> _Your assignment_:
Where the data below has the string "ICMP", return the whole line.

--- Records shown ---

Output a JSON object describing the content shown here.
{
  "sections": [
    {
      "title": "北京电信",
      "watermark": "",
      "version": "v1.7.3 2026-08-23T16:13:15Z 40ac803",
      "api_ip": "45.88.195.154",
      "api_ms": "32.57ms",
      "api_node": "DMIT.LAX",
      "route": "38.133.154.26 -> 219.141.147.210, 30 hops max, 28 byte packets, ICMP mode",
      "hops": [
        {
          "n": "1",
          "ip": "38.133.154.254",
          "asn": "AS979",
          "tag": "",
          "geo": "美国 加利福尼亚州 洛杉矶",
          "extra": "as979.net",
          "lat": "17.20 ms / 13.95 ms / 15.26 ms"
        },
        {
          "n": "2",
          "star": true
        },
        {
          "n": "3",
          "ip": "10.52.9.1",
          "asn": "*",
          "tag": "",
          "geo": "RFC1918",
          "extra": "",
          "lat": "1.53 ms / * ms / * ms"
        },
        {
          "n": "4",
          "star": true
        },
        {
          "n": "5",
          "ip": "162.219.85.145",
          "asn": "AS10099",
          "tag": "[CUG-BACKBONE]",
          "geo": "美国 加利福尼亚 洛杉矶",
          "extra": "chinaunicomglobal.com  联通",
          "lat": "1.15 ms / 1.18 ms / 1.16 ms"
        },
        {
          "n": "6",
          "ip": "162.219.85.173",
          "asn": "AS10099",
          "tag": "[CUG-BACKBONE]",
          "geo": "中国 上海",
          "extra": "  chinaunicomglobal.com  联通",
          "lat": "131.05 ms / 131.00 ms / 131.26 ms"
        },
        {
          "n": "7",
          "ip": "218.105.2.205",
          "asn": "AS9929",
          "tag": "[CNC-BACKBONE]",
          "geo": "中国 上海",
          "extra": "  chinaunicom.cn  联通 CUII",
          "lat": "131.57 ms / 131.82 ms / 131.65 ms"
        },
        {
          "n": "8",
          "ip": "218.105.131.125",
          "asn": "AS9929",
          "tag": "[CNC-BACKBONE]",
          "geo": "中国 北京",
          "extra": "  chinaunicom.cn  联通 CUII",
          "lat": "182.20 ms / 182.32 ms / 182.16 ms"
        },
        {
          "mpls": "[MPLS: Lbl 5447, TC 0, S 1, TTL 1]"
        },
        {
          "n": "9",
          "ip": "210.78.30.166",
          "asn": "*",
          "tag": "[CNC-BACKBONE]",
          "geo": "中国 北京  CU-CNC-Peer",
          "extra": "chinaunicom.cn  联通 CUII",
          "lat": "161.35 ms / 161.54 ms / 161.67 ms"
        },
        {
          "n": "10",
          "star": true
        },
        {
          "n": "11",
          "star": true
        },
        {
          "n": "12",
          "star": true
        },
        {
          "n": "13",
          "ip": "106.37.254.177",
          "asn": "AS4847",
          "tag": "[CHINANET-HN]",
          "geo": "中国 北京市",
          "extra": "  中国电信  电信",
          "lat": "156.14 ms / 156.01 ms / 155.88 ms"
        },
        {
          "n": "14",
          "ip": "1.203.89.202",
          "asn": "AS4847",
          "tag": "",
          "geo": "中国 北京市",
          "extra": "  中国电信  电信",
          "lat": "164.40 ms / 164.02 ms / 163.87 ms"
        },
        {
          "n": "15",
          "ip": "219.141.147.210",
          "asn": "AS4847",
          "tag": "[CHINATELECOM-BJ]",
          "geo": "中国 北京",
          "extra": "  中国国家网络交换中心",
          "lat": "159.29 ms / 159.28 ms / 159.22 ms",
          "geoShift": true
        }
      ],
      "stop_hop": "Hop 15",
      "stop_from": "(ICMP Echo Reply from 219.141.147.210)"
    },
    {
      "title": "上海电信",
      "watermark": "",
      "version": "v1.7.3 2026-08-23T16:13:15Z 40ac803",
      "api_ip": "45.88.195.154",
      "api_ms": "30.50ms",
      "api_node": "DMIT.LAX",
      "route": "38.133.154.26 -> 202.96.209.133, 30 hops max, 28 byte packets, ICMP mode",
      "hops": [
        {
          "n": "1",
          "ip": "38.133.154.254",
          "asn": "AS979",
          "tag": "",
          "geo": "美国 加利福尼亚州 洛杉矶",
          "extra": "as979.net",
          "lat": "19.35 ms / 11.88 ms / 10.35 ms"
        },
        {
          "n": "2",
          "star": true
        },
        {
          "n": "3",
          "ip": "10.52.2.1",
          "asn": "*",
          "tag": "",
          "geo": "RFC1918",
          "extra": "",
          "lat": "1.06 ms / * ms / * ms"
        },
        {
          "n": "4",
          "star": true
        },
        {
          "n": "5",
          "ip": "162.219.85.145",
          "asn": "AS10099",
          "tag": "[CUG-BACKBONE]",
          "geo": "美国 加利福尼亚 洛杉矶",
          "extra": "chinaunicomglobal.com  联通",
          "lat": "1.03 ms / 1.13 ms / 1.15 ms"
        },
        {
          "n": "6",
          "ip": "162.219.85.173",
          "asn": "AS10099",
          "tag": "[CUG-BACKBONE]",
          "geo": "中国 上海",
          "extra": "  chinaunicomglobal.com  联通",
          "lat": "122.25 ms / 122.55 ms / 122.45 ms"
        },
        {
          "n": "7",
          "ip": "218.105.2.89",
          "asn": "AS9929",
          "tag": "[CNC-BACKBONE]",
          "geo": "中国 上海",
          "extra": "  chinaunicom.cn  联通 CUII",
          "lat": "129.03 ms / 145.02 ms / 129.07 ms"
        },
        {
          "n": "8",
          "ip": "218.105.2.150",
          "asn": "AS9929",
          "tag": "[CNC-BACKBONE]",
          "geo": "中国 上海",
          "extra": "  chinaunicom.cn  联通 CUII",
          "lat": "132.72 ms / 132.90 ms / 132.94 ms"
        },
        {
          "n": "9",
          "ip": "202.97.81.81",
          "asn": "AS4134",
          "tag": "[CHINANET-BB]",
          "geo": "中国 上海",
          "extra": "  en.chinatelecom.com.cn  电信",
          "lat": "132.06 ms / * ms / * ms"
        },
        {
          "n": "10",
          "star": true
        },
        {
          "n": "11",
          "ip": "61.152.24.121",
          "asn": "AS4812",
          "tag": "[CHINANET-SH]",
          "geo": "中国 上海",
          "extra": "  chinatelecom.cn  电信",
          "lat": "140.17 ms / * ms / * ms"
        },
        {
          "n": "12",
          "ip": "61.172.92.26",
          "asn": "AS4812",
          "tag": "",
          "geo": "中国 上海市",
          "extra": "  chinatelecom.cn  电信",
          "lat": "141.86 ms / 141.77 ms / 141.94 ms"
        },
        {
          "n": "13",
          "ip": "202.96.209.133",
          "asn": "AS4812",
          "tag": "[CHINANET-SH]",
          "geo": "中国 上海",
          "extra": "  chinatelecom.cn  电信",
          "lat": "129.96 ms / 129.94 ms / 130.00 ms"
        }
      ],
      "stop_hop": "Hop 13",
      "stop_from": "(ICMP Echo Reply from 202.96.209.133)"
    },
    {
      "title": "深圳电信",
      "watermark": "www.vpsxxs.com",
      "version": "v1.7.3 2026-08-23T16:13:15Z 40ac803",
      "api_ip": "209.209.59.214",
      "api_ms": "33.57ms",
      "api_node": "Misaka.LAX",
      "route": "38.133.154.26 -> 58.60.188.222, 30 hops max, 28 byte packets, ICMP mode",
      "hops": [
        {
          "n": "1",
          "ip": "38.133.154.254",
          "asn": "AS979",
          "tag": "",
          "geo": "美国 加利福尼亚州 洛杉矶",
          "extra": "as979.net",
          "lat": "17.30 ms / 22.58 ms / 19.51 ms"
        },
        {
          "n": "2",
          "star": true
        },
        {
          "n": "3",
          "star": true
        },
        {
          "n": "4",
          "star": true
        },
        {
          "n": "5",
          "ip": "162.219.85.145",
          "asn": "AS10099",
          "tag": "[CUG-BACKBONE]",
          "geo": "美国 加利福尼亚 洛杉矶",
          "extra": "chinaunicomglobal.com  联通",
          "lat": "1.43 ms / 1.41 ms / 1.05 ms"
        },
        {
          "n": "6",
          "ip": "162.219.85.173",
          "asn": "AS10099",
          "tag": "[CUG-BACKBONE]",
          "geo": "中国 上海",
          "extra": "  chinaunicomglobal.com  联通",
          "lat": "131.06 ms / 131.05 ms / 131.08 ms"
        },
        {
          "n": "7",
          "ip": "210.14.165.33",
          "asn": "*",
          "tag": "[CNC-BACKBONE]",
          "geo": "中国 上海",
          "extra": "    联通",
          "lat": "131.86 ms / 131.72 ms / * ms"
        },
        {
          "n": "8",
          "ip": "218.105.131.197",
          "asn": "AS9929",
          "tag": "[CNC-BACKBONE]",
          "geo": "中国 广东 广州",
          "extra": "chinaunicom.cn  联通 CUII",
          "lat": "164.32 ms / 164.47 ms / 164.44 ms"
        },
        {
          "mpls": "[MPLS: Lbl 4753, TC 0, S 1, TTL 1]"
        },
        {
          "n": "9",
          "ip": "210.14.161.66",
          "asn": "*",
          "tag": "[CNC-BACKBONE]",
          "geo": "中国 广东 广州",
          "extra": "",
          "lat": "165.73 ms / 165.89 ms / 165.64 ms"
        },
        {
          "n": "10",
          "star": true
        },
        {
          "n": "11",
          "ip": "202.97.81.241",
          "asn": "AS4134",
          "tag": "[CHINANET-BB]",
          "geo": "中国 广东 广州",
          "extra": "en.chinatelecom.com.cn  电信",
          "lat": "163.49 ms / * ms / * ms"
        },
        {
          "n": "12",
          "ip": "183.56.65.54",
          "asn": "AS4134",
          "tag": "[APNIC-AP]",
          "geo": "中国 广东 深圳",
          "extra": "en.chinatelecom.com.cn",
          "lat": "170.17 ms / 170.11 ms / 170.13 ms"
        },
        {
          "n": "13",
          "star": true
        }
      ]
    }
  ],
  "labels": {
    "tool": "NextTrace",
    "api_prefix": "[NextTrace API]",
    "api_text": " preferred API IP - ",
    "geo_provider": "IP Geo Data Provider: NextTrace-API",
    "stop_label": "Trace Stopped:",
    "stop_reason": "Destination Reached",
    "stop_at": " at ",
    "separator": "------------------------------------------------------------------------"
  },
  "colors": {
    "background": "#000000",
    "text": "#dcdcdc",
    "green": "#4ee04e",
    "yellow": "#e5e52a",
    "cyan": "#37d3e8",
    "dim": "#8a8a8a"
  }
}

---

> _Exercise result_:
      "route": "38.133.154.26 -> 219.141.147.210, 30 hops max, 28 byte packets, ICMP mode",
      "stop_from": "(ICMP Echo Reply from 219.141.147.210)"
      "route": "38.133.154.26 -> 202.96.209.133, 30 hops max, 28 byte packets, ICMP mode",
      "stop_from": "(ICMP Echo Reply from 202.96.209.133)"
      "route": "38.133.154.26 -> 58.60.188.222, 30 hops max, 28 byte packets, ICMP mode",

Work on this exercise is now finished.